A great deal of snow is blown around by these winds, both high in the air and close to the ground, making it difficult to see.
If snowfall makes it difficult to view an object more than 0.4 kilometers (0.25 miles) distant, meteorologists will proclaim blizzard conditions.
Fact: Rochester, New York receives the most annual snowfall in the United States and is frequently hit by the country's most severe blizzards.
Similarities between Blizzards and Other Natural Disasters
Blizzards are considered natural disasters because they have several features in common with other natural disasters including hurricanes, tornadoes, and floods.
No Prior Warnings
One of the major similarities between blizzards and other natural disasters is that they can strike with little or no notice and cause enormous destruction in their path.
Blizzards and other natural disasters can have serious repercussions for society and the environment, such as destruction of property, loss of life, and interruption of basic services.
Just like other natural disasters, local, national, and international organizations typically need to work together to respond to and recover from blizzards.
Finally, climate change is a growing concern for disaster preparedness and management as it contributes to the frequency and severity of many natural disasters.
This includes blizzards.
Reducing the risks and impacts of these catastrophic events requires adaptation measures and public awareness efforts.
What are Some Examples of Blizzards?
To better understand what a blizzard is and how meteorologists classify it, you need to learn a bit from real examples:

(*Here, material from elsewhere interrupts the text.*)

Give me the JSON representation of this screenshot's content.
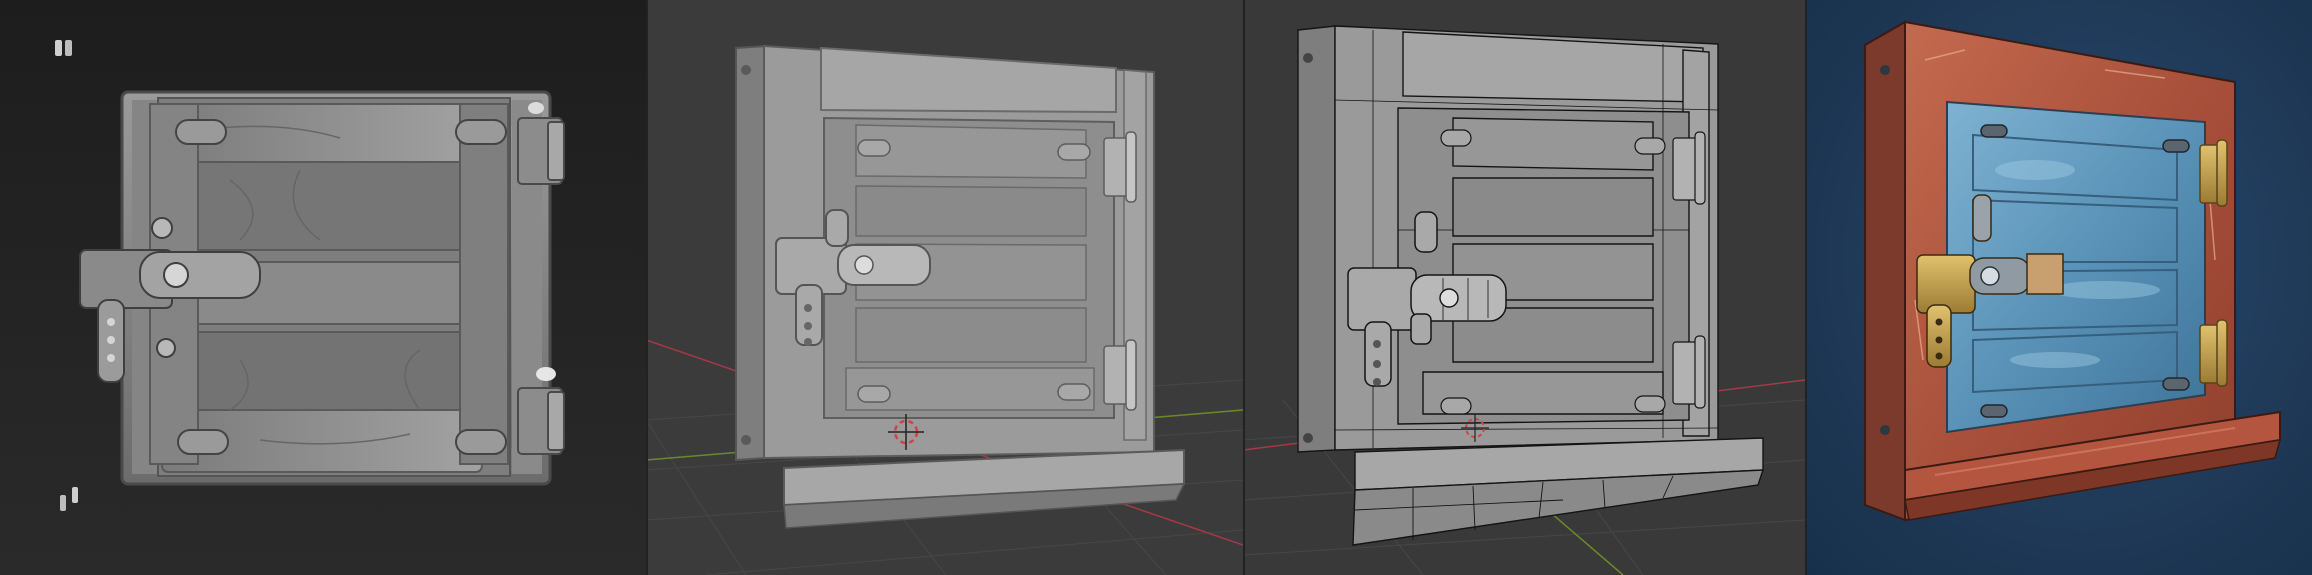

The Great Blizzard
Between March 11 and 14, 1888, the Great Blizzard occurred, making it the most well-known blizzard in history.
The eastern United States was hit by this blizzard, all the way from Maine to Maryland.

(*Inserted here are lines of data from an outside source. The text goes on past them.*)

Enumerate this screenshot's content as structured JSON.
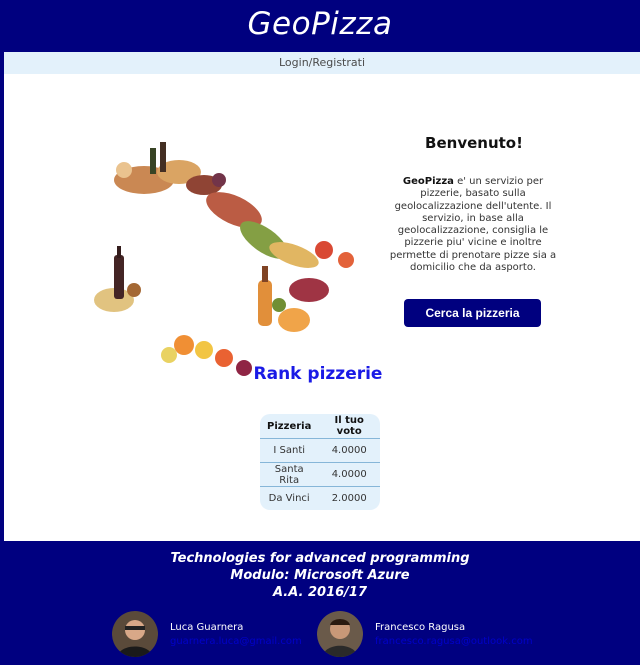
{
  "header": {
    "title": "GeoPizza"
  },
  "nav": {
    "login_label": "Login/Registrati"
  },
  "welcome": {
    "title": "Benvenuto!",
    "brand": "GeoPizza",
    "text": " e' un servizio per pizzerie, basato sulla geolocalizzazione dell'utente. Il servizio, in base alla geolocalizzazione, consiglia le pizzerie piu' vicine e inoltre permette di prenotare pizze sia a domicilio che da asporto.",
    "button_label": "Cerca la pizzeria"
  },
  "rank": {
    "title": "Rank pizzerie",
    "columns": [
      "Pizzeria",
      "Il tuo voto"
    ],
    "rows": [
      {
        "name": "I Santi",
        "vote": "4.0000"
      },
      {
        "name": "Santa Rita",
        "vote": "4.0000"
      },
      {
        "name": "Da Vinci",
        "vote": "2.0000"
      }
    ]
  },
  "footer": {
    "line1": "Technologies for advanced programming",
    "line2": "Modulo: Microsoft Azure",
    "line3": "A.A. 2016/17",
    "authors": [
      {
        "name": "Luca Guarnera",
        "email": "guarnera.luca@gmail.com"
      },
      {
        "name": "Francesco Ragusa",
        "email": "francesco.ragusa@outlook.com"
      }
    ]
  },
  "colors": {
    "header_bg": "#00007f",
    "nav_bg": "#e3f1fb",
    "rank_title": "#1a1ae6",
    "button_bg": "#00007f"
  }
}
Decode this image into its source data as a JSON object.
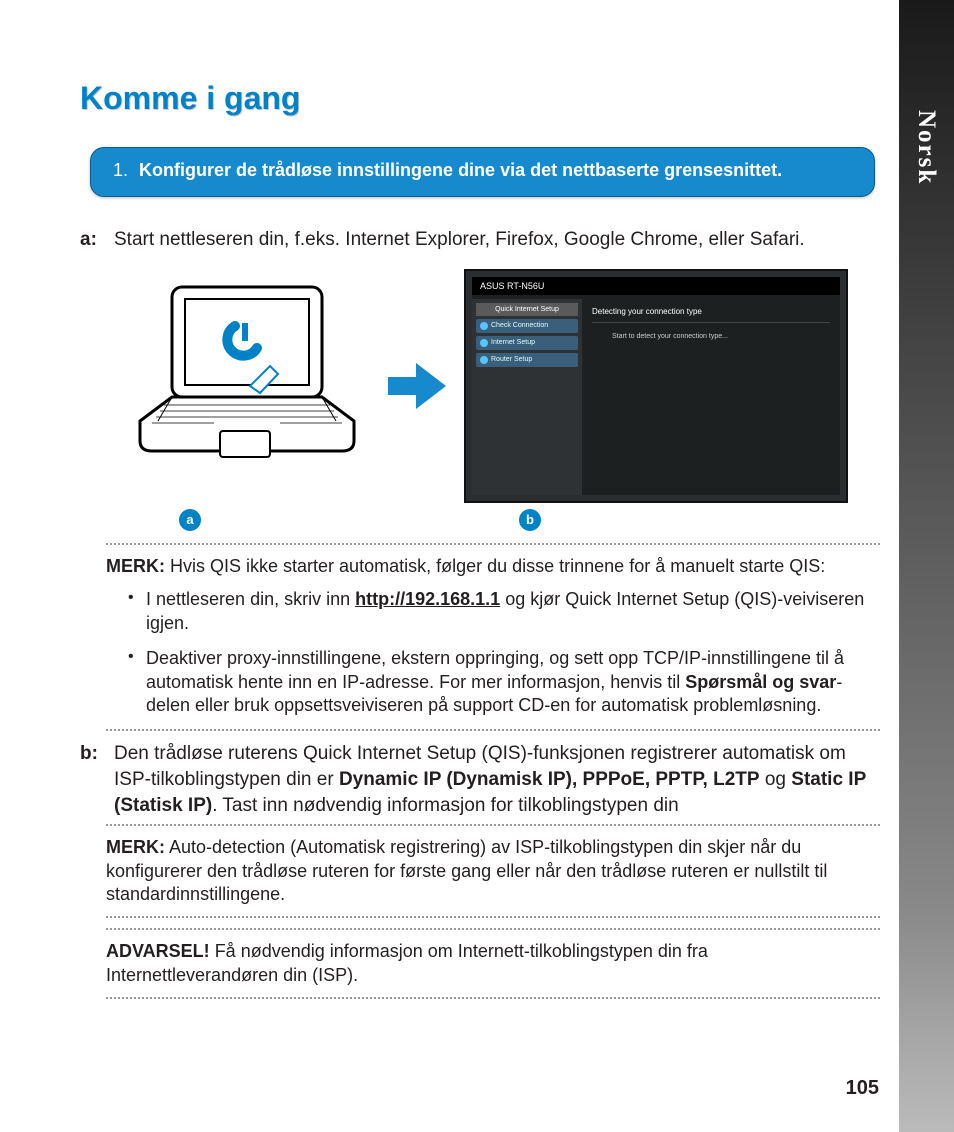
{
  "side_label": "Norsk",
  "heading": "Komme i gang",
  "callout": {
    "num": "1.",
    "text": "Konfigurer de trådløse innstillingene dine via det nettbaserte grensesnittet."
  },
  "step_a": {
    "label": "a:",
    "text": "Start nettleseren din, f.eks. Internet Explorer, Firefox, Google Chrome, eller Safari."
  },
  "router_ui": {
    "brand": "ASUS  RT-N56U",
    "sidebar_header": "Quick Internet Setup",
    "items": [
      "Check Connection",
      "Internet Setup",
      "Router Setup"
    ],
    "main_header": "Detecting your connection type",
    "main_detect": "Start to detect your connection type..."
  },
  "badge_a": "a",
  "badge_b": "b",
  "note1": {
    "label": "MERK:",
    "text": "Hvis QIS ikke starter automatisk, følger du disse trinnene for å manuelt starte QIS:"
  },
  "bullets": [
    {
      "pre": "I nettleseren din, skriv inn ",
      "link": "http://192.168.1.1",
      "post": " og kjør Quick Internet Setup (QIS)-veiviseren igjen."
    },
    {
      "pre": "Deaktiver proxy-innstillingene, ekstern oppringing, og sett opp TCP/IP-innstillingene til å automatisk hente inn en IP-adresse. For mer informasjon, henvis til ",
      "bold": "Spørsmål og svar",
      "post": "-delen eller bruk oppsettsveiviseren på support CD-en for automatisk problemløsning."
    }
  ],
  "step_b": {
    "label": "b:",
    "pre": "Den trådløse ruterens Quick Internet Setup (QIS)-funksjonen registrerer automatisk om ISP-tilkoblingstypen din er ",
    "bold1": "Dynamic IP (Dynamisk IP), PPPoE, PPTP, L2TP",
    "mid": " og ",
    "bold2": "Static IP (Statisk IP)",
    "post": ". Tast inn nødvendig informasjon for tilkoblingstypen din"
  },
  "note2": {
    "label": "MERK:",
    "text": "Auto-detection (Automatisk registrering) av ISP-tilkoblingstypen din skjer når du konfigurerer den trådløse ruteren for første gang eller når den trådløse ruteren er nullstilt til standardinnstillingene."
  },
  "warning": {
    "label": "ADVARSEL!",
    "text": "Få nødvendig informasjon om Internett-tilkoblingstypen din fra Internettleverandøren din (ISP)."
  },
  "page_number": "105"
}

Newly expanding cities in New England and New York City came to a grinding standstill when 139 centimeters (55 inches) of snow blanketed the region.

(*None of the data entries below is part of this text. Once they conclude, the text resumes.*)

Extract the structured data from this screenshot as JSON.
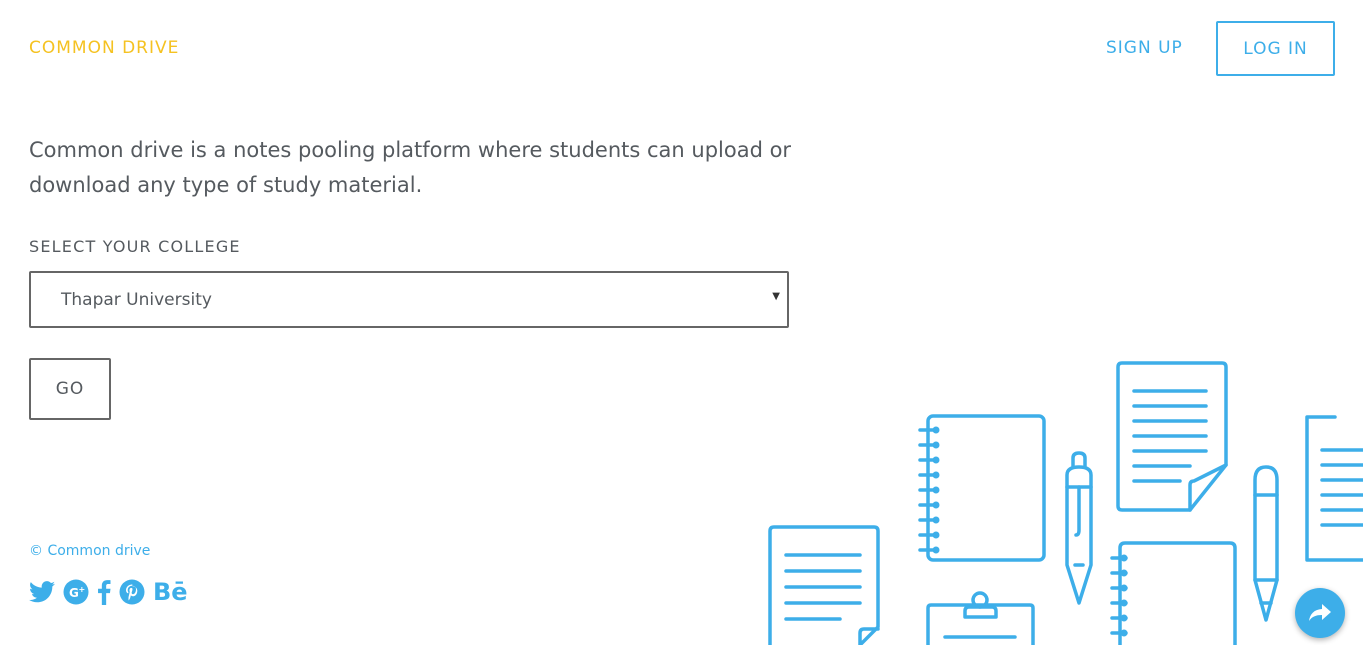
{
  "header": {
    "brand": "COMMON DRIVE",
    "signup_label": "SIGN UP",
    "login_label": "LOG IN"
  },
  "main": {
    "tagline": "Common drive is a notes pooling platform where students can upload or download any type of study material.",
    "select_label": "SELECT YOUR COLLEGE",
    "selected_college": "Thapar University",
    "go_label": "GO"
  },
  "footer": {
    "copyright": "© Common drive",
    "social_icons": [
      "twitter-icon",
      "google-plus-icon",
      "facebook-icon",
      "pinterest-icon",
      "behance-icon"
    ],
    "behance_text": "Bē"
  },
  "colors": {
    "brand": "#f5c221",
    "accent": "#3daee9",
    "text": "#555a5f"
  }
}
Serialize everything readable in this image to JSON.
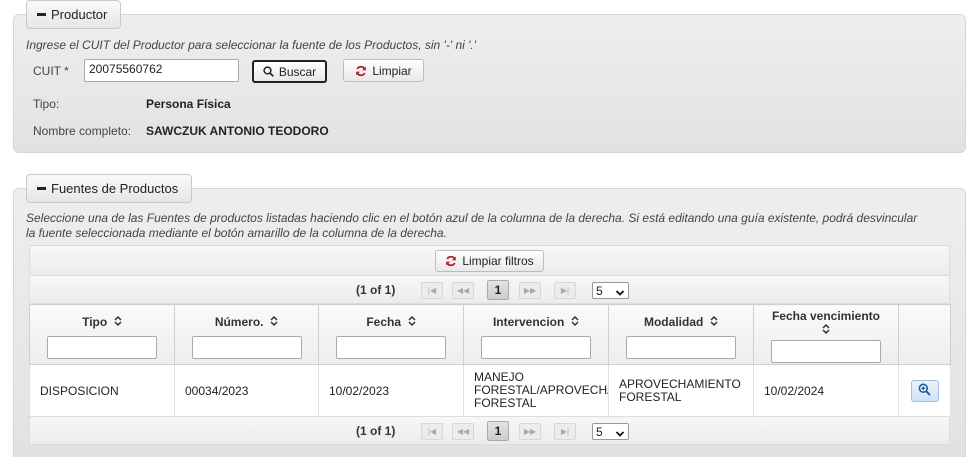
{
  "productor": {
    "legend": "Productor",
    "hint": "Ingrese el CUIT del Productor para seleccionar la fuente de los Productos, sin '-' ni '.'",
    "cuit_label": "CUIT *",
    "cuit_value": "20075560762",
    "buscar_label": "Buscar",
    "limpiar_label": "Limpiar",
    "tipo_label": "Tipo:",
    "tipo_value": "Persona Física",
    "nombre_label": "Nombre completo:",
    "nombre_value": "SAWCZUK ANTONIO TEODORO"
  },
  "fuentes": {
    "legend": "Fuentes de Productos",
    "hint_line1": "Seleccione una de las Fuentes de productos listadas haciendo clic en el botón azul de la columna de la derecha. Si está editando una guía existente, podrá desvincular",
    "hint_line2": "la fuente seleccionada mediante el botón amarillo de la columna de la derecha.",
    "limpiar_filtros_label": "Limpiar filtros",
    "pager": {
      "count": "(1 of 1)",
      "current_page": "1",
      "rows_per_page": "5"
    },
    "columns": [
      "Tipo",
      "Número.",
      "Fecha",
      "Intervencion",
      "Modalidad",
      "Fecha vencimiento"
    ],
    "rows": [
      {
        "tipo": "DISPOSICION",
        "numero": "00034/2023",
        "fecha": "10/02/2023",
        "intervencion": "MANEJO FORESTAL/APROVECHAMIENTO FORESTAL",
        "modalidad": "APROVECHAMIENTO FORESTAL",
        "vencimiento": "10/02/2024"
      }
    ]
  },
  "colors": {
    "panel_bg": "#e8e8e8",
    "refresh_icon": "#b0202e",
    "view_button": "#cfe3f5"
  },
  "icons": [
    "minus-icon",
    "search-icon",
    "refresh-icon",
    "sort-icon",
    "zoom-in-icon"
  ]
}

Around one-quarter of the country’s population at the time resided in New England, making the region especially vulnerable to the blizzard’s effects.
Four hundred persons were killed by the storm.
Examples of Blizzards
Recent examples of devastating blizzards include the two that hit the Washington, DC area in 2010.
These storms occurred on February 4-7 and February 9-11.
The first storm started in Pennsylvania and dropped snow all the way to North Carolina. This initial storm dumped anywhere from 25 to 76 centimeters of snow.
In the northeastern United States, the storm affected nearly 45 million people.
A second blizzard hit before these states had fully recovered from the first.
Snowfall totals from the new storm ranged from 15 to 38 in the Washington, D.C. metro area, with neighboring Maryland reporting nearly 60 centimeters on top of the snow that had already fallen.
Tips for Staying Safe in a Blizzard
As you may have gathered, things can quickly become dangerous when up against a blizzard.
Therefore, you need to learn ways to stay safe in a blizzard.
Here are few things to remember:
- Listen to the news to get the heads-up on winter storms or blizzard warnings.
- Be prepared for the possibility of power outage.
- Keep candles, flashlights, batteries, and a portable phone around.
- Prepare your medication bag to deal with any medical emergency.
- Stock up on bread, peanut butter, cereals, and canned goods.
Fact: A weather advice implies you should be on the lookout for potentially dangerous weather, while a watch says you should start making preparations now.
Is a blizzard a natural disaster?
Yes, blizzards are usually classified as natural disasters.
Even if you check with insurance companies, you will see that they include blizzards under the category of “natural disasters.”
While different organizations define blizzards differently, they all can prove devastating.
That is why it is important to not ignore any warnings and prepare yourself to stay safe during a blizzard.